===== INFORMATION SHOWN
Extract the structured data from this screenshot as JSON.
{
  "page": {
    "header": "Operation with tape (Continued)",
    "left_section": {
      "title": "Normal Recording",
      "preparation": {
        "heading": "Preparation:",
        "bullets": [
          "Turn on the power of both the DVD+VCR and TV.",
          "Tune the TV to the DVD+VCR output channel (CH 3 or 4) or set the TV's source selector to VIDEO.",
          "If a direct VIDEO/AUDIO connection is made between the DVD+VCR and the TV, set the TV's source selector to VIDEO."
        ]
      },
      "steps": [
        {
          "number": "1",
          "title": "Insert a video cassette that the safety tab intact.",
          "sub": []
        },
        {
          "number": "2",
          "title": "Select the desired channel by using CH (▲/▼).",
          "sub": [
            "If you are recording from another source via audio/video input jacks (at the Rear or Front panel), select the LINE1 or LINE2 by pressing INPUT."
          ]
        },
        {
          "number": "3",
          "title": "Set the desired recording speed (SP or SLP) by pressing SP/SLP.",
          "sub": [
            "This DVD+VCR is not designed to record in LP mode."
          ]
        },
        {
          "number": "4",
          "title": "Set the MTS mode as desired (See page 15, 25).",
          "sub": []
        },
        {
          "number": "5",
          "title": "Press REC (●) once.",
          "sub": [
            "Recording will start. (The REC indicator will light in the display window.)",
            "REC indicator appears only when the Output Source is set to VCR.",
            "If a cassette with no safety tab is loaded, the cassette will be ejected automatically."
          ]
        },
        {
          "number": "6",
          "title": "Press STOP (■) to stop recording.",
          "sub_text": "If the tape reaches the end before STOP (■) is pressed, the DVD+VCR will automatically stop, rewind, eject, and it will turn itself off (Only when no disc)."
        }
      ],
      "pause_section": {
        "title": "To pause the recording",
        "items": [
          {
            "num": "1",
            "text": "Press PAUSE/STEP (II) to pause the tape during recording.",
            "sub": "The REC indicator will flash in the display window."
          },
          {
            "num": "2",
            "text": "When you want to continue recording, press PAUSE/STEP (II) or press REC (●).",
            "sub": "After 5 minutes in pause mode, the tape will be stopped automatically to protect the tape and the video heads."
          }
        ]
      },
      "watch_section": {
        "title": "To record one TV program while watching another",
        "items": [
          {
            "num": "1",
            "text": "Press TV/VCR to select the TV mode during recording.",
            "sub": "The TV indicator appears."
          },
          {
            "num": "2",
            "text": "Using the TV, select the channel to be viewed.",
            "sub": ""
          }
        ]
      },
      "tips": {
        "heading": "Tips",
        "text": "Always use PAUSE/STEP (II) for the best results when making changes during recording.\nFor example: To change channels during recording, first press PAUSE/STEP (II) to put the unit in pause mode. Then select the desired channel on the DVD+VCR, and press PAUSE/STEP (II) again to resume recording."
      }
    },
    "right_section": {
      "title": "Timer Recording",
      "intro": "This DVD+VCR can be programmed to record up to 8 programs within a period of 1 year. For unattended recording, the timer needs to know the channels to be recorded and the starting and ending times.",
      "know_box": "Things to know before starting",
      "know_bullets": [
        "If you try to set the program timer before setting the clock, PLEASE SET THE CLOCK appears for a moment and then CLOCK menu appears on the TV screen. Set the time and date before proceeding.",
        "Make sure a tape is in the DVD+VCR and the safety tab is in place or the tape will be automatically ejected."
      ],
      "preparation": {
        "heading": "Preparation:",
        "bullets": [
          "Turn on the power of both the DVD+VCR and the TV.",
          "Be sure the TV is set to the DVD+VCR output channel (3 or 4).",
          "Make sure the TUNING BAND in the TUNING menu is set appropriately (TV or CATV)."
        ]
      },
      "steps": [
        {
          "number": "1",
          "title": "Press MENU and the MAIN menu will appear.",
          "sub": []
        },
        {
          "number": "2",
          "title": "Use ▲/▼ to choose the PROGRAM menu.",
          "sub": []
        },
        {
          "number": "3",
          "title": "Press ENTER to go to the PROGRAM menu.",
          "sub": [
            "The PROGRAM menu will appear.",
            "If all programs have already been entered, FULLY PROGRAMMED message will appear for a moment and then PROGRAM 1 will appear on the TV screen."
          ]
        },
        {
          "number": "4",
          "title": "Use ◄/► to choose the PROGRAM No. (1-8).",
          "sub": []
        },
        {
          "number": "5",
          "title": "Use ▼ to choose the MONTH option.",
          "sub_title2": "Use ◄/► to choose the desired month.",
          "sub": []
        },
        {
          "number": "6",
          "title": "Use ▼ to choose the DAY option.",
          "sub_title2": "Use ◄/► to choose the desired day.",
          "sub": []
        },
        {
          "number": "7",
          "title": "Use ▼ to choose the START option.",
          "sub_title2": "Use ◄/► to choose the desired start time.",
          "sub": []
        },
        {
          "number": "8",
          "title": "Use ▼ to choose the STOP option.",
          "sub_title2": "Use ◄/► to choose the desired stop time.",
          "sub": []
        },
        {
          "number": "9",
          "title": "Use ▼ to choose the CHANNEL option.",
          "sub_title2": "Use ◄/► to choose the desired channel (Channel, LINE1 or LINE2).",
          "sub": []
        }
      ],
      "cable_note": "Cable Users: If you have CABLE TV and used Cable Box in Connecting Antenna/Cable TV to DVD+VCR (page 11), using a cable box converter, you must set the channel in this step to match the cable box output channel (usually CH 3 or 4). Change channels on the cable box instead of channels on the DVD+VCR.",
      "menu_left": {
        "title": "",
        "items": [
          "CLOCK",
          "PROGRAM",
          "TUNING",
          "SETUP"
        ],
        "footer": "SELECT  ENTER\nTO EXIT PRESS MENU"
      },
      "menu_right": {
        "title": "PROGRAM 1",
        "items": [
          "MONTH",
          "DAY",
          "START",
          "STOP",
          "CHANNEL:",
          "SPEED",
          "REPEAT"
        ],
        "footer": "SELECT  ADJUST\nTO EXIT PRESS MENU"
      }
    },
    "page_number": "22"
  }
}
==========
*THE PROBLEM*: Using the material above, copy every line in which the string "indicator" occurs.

*ANSWER SPACE*:
            "Recording will start. (The REC indicator will light in the display window.)",
            "REC indicator appears only when the Output Source is set to VCR.",
            "sub": "The REC indicator will flash in the display window."
            "sub": "The TV indicator appears."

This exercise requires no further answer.